**Interface dataset entries**
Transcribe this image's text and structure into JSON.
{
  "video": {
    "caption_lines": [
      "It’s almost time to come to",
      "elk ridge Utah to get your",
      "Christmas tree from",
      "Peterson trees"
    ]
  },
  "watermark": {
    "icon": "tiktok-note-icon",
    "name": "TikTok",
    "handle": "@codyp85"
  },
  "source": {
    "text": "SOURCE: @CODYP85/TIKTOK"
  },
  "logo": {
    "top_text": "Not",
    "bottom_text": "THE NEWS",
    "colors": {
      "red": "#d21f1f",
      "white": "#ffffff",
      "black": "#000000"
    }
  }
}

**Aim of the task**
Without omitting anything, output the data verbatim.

**Exercise response**
Transcribe this image's text and structure into JSON.
{
  "video": {
    "caption_lines": [
      "It’s almost time to come to",
      "elk ridge Utah to get your",
      "Christmas tree from",
      "Peterson trees"
    ]
  },
  "watermark": {
    "icon": "tiktok-note-icon",
    "name": "TikTok",
    "handle": "@codyp85"
  },
  "source": {
    "text": "SOURCE: @CODYP85/TIKTOK"
  },
  "logo": {
    "top_text": "Not",
    "bottom_text": "THE NEWS",
    "colors": {
      "red": "#d21f1f",
      "white": "#ffffff",
      "black": "#000000"
    }
  }
}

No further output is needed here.